An Alcohol-Free Campus?

Brady_Prohibition_Pictograms-_No_Alcohol_800x

A new study published in the Lancet medical journal concludes that alcohol is a health hazard — no matter how little is consumed.

Sarah Boseley in The Guardian reported:

Even the occasional drink is harmful to health, according to the largest and most detailed research carried out on the effects of alcohol, which suggests governments should think of advising people to abstain completely.

The uncompromising message comes from the authors of the Global Burden of Diseases study, a rolling project based at the University of Washington, in Seattle, which produces the most comprehensive data on the causes of illness and death in the world.

The University of Alabama’s policy on alcohol consumption by under-aged students now has a solid medical basis, beyond the restrictive laws against under aged drinkers.

Boseley’s article “No healthy level of alcohol consumption, says major study” had this to say about alcohol use:

Drinking alcohol was a big cause of cancer in the over-50s, particularly in women. Previous research has shown that one in 13 breast cancers in the UK were alcohol-related.
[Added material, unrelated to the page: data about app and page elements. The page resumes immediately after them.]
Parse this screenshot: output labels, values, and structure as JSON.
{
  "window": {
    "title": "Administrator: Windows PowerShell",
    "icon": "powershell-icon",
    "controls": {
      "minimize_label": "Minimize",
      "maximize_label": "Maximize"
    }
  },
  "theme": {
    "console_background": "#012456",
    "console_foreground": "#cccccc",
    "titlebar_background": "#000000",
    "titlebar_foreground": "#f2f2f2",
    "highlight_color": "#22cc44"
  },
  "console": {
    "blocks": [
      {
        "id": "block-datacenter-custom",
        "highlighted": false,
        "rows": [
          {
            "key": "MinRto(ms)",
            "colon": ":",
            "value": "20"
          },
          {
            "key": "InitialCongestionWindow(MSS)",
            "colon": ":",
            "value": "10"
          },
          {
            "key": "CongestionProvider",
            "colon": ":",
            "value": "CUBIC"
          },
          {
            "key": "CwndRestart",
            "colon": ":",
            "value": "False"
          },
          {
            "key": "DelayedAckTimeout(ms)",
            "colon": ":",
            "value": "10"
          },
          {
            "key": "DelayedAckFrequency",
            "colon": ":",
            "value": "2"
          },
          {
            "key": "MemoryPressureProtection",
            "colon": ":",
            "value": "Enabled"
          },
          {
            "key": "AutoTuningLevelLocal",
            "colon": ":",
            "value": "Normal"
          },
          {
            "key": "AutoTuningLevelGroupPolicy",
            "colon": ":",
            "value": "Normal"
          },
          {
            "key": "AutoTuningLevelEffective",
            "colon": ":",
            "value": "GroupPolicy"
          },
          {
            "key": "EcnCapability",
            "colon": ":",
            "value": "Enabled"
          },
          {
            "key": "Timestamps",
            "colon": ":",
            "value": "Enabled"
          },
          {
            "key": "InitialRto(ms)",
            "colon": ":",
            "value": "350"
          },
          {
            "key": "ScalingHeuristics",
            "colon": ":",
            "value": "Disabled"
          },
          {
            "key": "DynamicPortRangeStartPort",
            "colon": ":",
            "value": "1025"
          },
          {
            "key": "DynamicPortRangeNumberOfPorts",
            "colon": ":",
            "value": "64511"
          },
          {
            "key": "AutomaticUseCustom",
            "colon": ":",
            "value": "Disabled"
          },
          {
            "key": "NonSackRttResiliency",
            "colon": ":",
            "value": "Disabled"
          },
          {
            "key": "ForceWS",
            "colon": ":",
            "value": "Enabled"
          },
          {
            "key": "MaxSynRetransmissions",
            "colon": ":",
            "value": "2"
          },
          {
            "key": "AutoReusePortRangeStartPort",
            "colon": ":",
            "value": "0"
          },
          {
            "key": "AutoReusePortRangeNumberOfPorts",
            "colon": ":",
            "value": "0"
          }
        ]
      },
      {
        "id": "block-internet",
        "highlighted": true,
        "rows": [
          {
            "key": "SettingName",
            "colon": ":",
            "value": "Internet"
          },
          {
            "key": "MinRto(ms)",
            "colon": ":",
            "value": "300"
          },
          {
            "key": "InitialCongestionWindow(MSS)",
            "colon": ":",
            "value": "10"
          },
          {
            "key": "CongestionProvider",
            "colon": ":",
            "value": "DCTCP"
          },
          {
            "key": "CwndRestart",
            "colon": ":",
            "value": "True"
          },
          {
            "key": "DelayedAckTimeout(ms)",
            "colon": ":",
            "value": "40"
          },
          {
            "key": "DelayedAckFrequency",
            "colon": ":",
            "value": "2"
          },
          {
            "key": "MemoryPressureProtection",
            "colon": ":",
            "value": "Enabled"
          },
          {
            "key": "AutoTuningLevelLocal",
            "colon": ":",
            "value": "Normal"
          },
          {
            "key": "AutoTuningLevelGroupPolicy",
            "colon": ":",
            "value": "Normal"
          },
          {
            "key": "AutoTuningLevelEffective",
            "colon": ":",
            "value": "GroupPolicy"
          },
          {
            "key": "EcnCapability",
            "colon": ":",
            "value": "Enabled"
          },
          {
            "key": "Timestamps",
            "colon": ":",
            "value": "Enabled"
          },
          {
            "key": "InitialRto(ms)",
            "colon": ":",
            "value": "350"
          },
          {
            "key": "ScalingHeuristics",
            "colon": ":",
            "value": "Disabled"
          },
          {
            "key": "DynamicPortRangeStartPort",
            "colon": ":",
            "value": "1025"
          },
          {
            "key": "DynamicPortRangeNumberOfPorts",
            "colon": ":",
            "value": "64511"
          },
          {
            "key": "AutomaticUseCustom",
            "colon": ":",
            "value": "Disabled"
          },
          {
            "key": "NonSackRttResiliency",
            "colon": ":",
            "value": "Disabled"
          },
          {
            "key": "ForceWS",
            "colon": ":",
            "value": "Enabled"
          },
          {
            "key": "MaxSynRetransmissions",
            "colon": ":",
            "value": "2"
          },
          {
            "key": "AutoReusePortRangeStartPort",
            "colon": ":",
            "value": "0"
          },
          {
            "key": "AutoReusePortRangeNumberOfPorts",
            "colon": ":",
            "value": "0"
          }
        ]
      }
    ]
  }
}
The study found that globally, 27.1% of cancer deaths in women and 18.9% in men over 50 were linked to their drinking habits.

In younger people globally the biggest causes of death linked to alcohol were tuberculosis (1.4% of deaths), road injuries (1.2%), and self-harm (1.1%).

While the study shows that the increased risk of alcohol-related harm in younger people who have one drink a day is small (0.5%), it goes up incrementally with heavier drinking: to 7% among those who have two drinks a day and 37% for those who have five.

The National Institute on Alcohol Abuse and Alcoholism has published a fact sheet on college drinking:

Drinking at college has become a ritual that students often see as an integral part of their higher education experience. Many students come to college with established drinking habits, and the college environment can exacerbate the problem. According to a national survey, almost 60 percent of college students ages 18–22 drank alcohol in the past month, and almost 2 out of 3 of them engaged in binge drinking during that same timeframe.

 

The University of Alabama has a strict policy on alcohol use by its students:

Individuals under 21 years of age are not permitted to consume alcohol or be in possession of alcohol. Alcohol paraphernalia (which includes but is not limited to: empty beer cans or bottles, shot glasses, etc.) are prohibited and considered a violation of policy.

AlcoholPolicyMD has listed some of the dangers of under-aged  drinking:

Underage college drinkers are more likely than their of-age counterparts to suffer consequences ranging from unplanned sex, getting hurt or injured, requiring medial treatment for an alcohol overdose, and doing something they would later regret.

Yet there seems to be a disconnect between the University’s policy on alcohol consumption and practices encouraged by the institution of higher education.

If the concept of leading by example has any validity, then perhaps the University shouldn’t be hosting alumni events where alcohol is lavishly consumed. Even the proposed design for the football stadium’s renovation seems to to some great extent based on the facilitating of the use of alcoholic beverages by fans.

To the extent that a blind eye is turned towards Interfraternity social events where alcohol is served on campus there is inconsistency between the University’s policies and actual practice.

To achieve a healthy and safe environment for students at the University of Alabama, just as in the case of its having a smoke free campus, perhaps it is time to consider instituting an Alcohol-Free campus?

 

 

 

Standard

Leave a Reply

Fill in your details below or click an icon to log in:

WordPress.com Logo

You are commenting using your WordPress.com account. Log Out /  Change )

Google+ photo

You are commenting using your Google+ account. Log Out /  Change )

Twitter picture

You are commenting using your Twitter account. Log Out /  Change )

Facebook photo

You are commenting using your Facebook account. Log Out /  Change )

Connecting to %s